- _Task prompt_: Looking at the entries underneath, work out how many lines contain "name". Write only that number.

***** Dataset

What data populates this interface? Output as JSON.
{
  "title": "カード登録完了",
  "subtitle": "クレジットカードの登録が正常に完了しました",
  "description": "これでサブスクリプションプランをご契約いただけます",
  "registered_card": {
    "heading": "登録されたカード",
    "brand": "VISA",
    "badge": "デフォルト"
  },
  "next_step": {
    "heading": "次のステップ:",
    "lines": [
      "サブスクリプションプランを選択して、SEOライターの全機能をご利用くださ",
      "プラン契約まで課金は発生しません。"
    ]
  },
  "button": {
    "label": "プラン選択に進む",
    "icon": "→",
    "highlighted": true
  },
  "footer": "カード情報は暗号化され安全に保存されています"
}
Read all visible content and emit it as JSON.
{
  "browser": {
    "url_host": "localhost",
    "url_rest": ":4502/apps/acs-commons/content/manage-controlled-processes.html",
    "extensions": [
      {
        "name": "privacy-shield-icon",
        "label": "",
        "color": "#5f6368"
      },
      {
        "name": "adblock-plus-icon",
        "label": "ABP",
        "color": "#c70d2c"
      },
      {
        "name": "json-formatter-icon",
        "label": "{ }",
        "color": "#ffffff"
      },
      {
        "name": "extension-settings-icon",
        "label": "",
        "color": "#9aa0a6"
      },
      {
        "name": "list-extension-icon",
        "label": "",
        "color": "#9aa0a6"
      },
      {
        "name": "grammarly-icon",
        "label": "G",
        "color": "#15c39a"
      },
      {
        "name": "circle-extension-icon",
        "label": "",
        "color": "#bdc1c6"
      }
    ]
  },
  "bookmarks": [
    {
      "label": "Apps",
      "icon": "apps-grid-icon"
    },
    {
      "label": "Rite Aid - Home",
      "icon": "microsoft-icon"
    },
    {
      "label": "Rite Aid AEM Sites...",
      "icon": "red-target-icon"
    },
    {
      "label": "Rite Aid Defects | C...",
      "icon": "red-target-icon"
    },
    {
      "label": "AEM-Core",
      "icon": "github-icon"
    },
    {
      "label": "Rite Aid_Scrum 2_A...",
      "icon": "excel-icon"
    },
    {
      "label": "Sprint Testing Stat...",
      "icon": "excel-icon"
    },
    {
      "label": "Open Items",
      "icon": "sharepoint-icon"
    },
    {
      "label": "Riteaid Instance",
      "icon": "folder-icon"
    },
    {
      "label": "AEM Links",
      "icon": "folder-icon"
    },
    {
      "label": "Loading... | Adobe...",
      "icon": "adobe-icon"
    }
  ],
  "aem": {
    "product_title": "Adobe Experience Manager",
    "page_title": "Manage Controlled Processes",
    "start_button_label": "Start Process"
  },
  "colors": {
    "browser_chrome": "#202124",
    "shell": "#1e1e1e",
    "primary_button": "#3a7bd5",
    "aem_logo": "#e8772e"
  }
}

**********

- _Solution for this exercise_: 7